Work instructions -
Look through the records that follow. Copy every line containing the word "this".

(Data for processing begins)

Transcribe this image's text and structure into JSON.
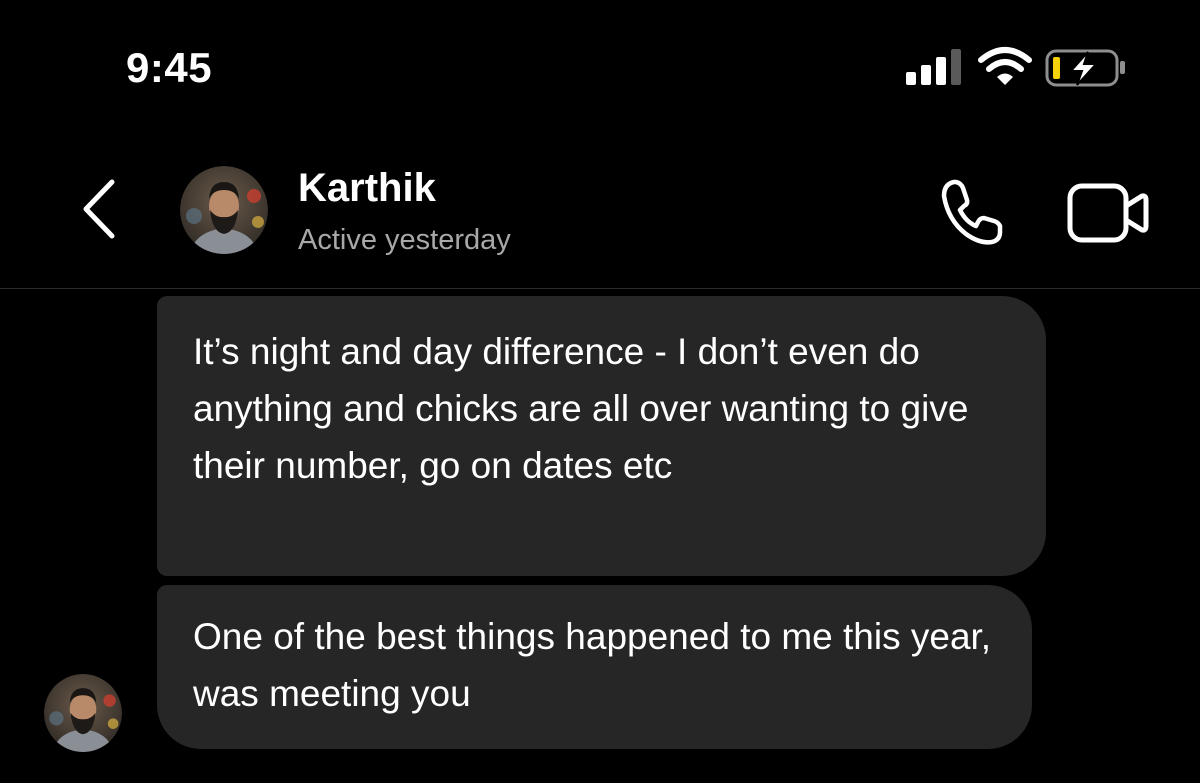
{
  "status_bar": {
    "time": "9:45",
    "signal_icon": "cellular-signal-icon",
    "wifi_icon": "wifi-icon",
    "battery_icon": "battery-charging-icon",
    "battery_color": "#f5d10a"
  },
  "header": {
    "back_icon": "chevron-left-icon",
    "contact_name": "Karthik",
    "contact_status": "Active yesterday",
    "call_icon": "phone-icon",
    "video_icon": "video-camera-icon"
  },
  "messages": [
    {
      "sender": "Karthik",
      "text": "It’s night and day difference - I don’t even do anything and chicks are all over wanting to give their number, go on dates etc"
    },
    {
      "sender": "Karthik",
      "text": "One of the best things happened to me this year, was meeting you"
    }
  ],
  "colors": {
    "background": "#000000",
    "bubble_incoming": "#262626",
    "secondary_text": "#a8a8a8"
  }
}
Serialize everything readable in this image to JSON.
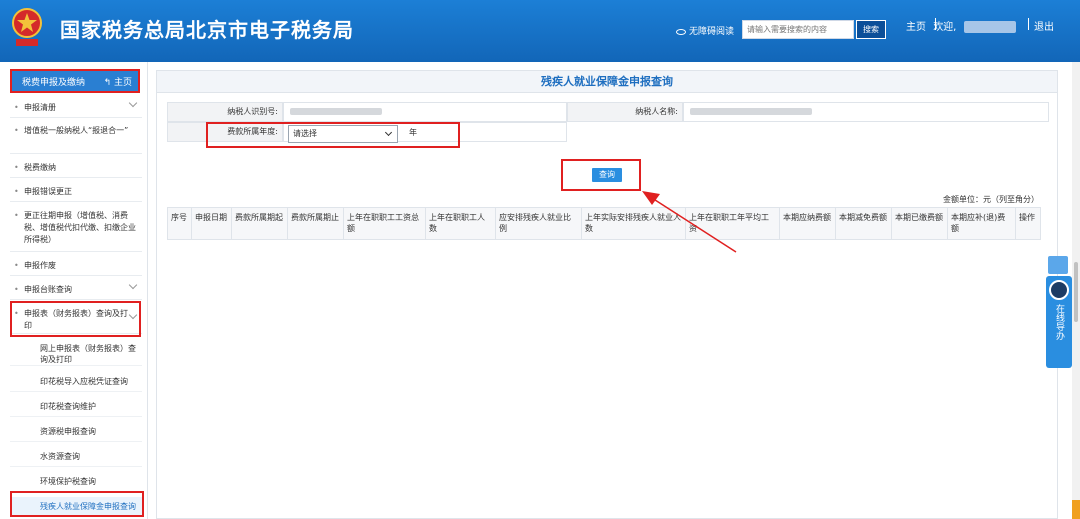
{
  "header": {
    "title": "国家税务总局北京市电子税务局",
    "emblem_text": "中国税务",
    "accessibility": "无障碍阅读",
    "search_placeholder": "请输入需要搜索的内容",
    "search_button": "搜索",
    "nav_home": "主页",
    "welcome": "欢迎,",
    "logout": "退出"
  },
  "sidebar": {
    "head": "税费申报及缴纳",
    "home": "主页",
    "items": [
      "申报清册",
      "增值税一般纳税人“报退合一”",
      "税费缴纳",
      "申报错误更正",
      "更正往期申报（增值税、消费税、增值税代扣代缴、扣缴企业所得税）",
      "申报作废",
      "申报台账查询",
      "申报表（财务报表）查询及打印"
    ],
    "sub_items": [
      "网上申报表（财务报表）查询及打印",
      "印花税导入应税凭证查询",
      "印花税查询维护",
      "资源税申报查询",
      "水资源查询",
      "环境保护税查询",
      "残疾人就业保障金申报查询"
    ]
  },
  "main": {
    "title": "残疾人就业保障金申报查询",
    "taxpayer_id_label": "纳税人识别号:",
    "taxpayer_name_label": "纳税人名称:",
    "period_label": "费款所属年度:",
    "period_select": "请选择",
    "year_suffix": "年",
    "query_button": "查询",
    "unit_note": "金额单位：元（列至角分）",
    "columns": [
      "序号",
      "申报日期",
      "费款所属期起",
      "费款所属期止",
      "上年在职职工工资总额",
      "上年在职职工人数",
      "应安排残疾人就业比例",
      "上年实际安排残疾人就业人数",
      "上年在职职工年平均工资",
      "本期应纳费额",
      "本期减免费额",
      "本期已缴费额",
      "本期应补(退)费额",
      "操作"
    ]
  },
  "float": {
    "guide": "在线导办"
  },
  "colors": {
    "header_blue": "#1266b8",
    "accent_blue": "#2a8ee0",
    "highlight_red": "#e02020"
  }
}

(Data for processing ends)

The completed task -
Transcribe this image's text and structure into JSON.
      "text": "One of the best things happened to me this year, was meeting you"
Serialize everything readable in this image to JSON.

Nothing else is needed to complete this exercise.